╔══

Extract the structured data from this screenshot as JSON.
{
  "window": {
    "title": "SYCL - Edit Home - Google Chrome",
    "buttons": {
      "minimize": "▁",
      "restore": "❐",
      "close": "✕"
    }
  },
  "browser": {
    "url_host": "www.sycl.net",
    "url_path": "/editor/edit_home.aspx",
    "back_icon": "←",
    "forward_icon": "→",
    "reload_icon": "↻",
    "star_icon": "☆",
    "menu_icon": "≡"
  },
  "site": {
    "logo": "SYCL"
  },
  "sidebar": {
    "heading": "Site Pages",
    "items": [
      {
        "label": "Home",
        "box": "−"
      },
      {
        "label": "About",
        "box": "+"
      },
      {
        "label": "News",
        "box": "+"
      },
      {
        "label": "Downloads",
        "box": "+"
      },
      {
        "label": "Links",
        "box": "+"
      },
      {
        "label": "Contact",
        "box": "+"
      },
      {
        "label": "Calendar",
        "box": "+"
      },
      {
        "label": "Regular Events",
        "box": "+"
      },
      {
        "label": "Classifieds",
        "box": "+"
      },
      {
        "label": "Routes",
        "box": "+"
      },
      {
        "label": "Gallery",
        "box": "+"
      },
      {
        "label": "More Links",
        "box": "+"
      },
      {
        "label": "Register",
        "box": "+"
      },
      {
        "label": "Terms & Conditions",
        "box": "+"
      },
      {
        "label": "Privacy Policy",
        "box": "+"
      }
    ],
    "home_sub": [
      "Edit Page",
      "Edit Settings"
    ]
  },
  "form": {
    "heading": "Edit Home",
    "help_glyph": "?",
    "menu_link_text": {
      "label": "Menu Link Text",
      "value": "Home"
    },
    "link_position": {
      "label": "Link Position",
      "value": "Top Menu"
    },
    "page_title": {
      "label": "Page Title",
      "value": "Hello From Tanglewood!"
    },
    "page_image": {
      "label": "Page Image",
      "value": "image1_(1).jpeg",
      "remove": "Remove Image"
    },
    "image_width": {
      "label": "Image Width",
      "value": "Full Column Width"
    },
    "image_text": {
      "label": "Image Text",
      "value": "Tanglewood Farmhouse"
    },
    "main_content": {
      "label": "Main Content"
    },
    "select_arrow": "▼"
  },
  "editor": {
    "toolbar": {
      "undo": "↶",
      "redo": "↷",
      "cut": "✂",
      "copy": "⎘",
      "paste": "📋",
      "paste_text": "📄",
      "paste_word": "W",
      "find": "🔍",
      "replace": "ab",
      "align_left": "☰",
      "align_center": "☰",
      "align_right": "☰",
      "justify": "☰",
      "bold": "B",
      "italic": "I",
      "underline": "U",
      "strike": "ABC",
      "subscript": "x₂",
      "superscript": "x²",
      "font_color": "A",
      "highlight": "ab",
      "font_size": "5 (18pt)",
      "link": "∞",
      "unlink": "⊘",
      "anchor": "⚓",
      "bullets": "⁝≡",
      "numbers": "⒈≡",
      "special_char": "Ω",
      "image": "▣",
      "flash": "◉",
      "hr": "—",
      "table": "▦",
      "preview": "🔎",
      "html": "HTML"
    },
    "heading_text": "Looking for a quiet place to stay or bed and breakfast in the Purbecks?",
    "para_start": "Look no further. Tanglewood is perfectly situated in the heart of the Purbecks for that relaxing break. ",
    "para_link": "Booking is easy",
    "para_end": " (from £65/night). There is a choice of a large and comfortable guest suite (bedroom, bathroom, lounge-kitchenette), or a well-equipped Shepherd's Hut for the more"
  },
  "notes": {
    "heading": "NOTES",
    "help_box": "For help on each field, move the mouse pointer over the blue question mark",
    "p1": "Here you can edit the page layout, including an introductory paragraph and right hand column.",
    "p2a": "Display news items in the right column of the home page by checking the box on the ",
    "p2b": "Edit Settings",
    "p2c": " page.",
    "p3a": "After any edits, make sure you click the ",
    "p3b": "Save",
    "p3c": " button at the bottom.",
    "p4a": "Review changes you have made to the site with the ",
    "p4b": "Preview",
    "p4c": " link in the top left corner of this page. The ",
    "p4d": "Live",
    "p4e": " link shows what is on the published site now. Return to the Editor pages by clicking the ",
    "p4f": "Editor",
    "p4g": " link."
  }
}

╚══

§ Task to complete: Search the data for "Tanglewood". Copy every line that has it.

§ Answer space:
      "value": "Hello From Tanglewood!"
      "value": "Tanglewood Farmhouse"
    "para_start": "Look no further. Tanglewood is perfectly situated in the heart of the Purbecks for that relaxing break. ",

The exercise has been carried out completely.